Haunting 16th C. Nepalese Stone Mythical Singha Lion Temple fragment
Origin: Nepal, Provenance: Found in an old collection of Asian Art in San Francisco
Period: At least 16th century, possibly older
Materials: Stone, libations, ocher pigments
Description: This haunting and powerful temple fragment features a stylized Lion "Singha" having open mouth with exposed teeth. Its tail rises from the base and is positioned behind the back. its paw is resting on the chest, showing distinctive parted claws. It has an impressive encrusted patina from years of religious worship and still has remnants of applications of orange ocher pigments! There are many carved striations which match the texture and hair of the creature. In good condition with old loss to left tooth. A custom stand may be order for an additional fee.
Dimensions: Height 10.25” (26 cm), Width 6” (15.5 cm), Depth 3.5 (9 cm)
Weight 9 lbs
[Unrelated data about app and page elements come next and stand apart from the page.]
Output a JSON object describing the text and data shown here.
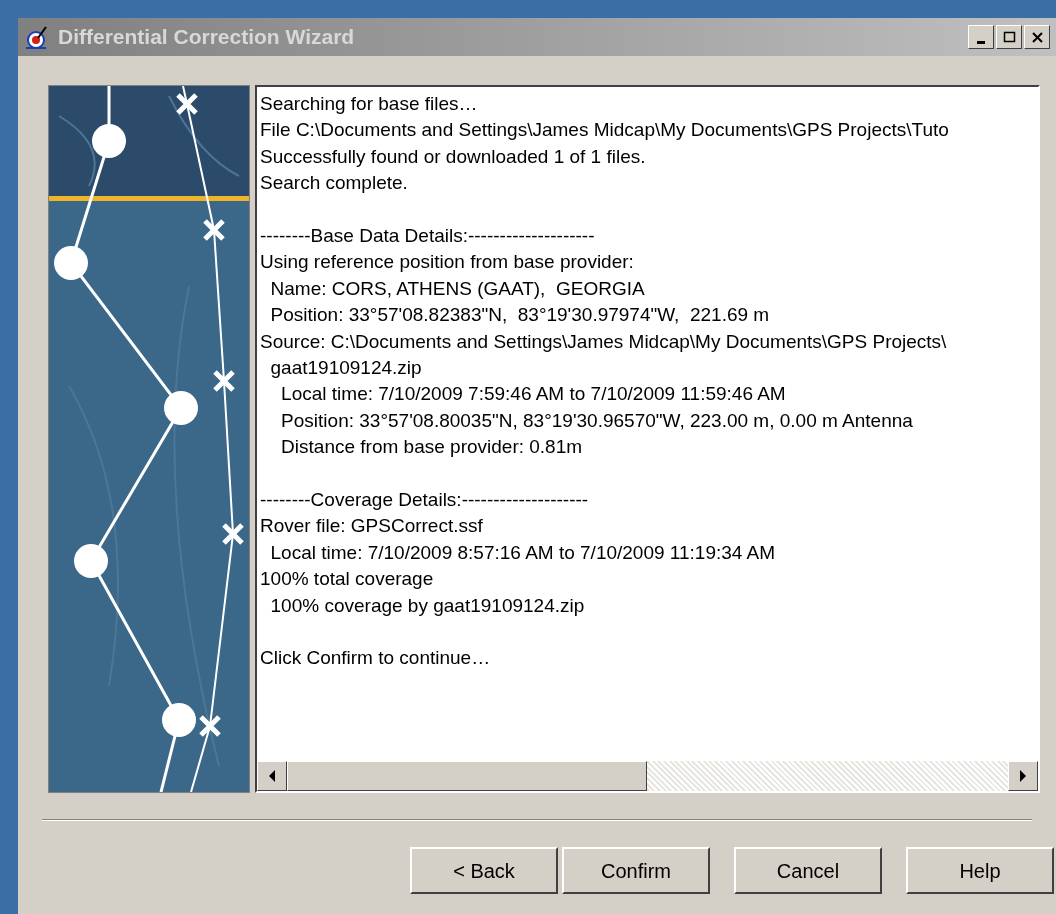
{
  "window": {
    "title": "Differential Correction Wizard"
  },
  "log": {
    "blocks": [
      [
        "Searching for base files…",
        "File C:\\Documents and Settings\\James Midcap\\My Documents\\GPS Projects\\Tuto",
        "Successfully found or downloaded 1 of 1 files.",
        "Search complete."
      ],
      [
        "--------Base Data Details:--------------------",
        "Using reference position from base provider:",
        "  Name: CORS, ATHENS (GAAT),  GEORGIA",
        "  Position: 33°57'08.82383\"N,  83°19'30.97974\"W,  221.69 m",
        "Source: C:\\Documents and Settings\\James Midcap\\My Documents\\GPS Projects\\",
        "  gaat19109124.zip",
        "    Local time: 7/10/2009 7:59:46 AM to 7/10/2009 11:59:46 AM",
        "    Position: 33°57'08.80035\"N, 83°19'30.96570\"W, 223.00 m, 0.00 m Antenna",
        "    Distance from base provider: 0.81m"
      ],
      [
        "--------Coverage Details:--------------------",
        "Rover file: GPSCorrect.ssf",
        "  Local time: 7/10/2009 8:57:16 AM to 7/10/2009 11:19:34 AM",
        "100% total coverage",
        "  100% coverage by gaat19109124.zip"
      ],
      [
        "Click Confirm to continue…"
      ]
    ]
  },
  "buttons": [
    {
      "label": "< Back"
    },
    {
      "label": "Confirm"
    },
    {
      "label": "Cancel"
    },
    {
      "label": "Help"
    }
  ]
}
The literal translation to Nepali for Singha is “lion”. Two lion-like stone or metal figures are placed at two sides of entrances of temples in Nepal. The Singha is the mythical lion that is believed to guard the entrances according to the Buddhist religion. Like elsewhere, the lion also represents royalty and leadership, thus it may also represent the link between kings and gods. The Singha wards off negative energy from religious places and is revered as a powerful creature.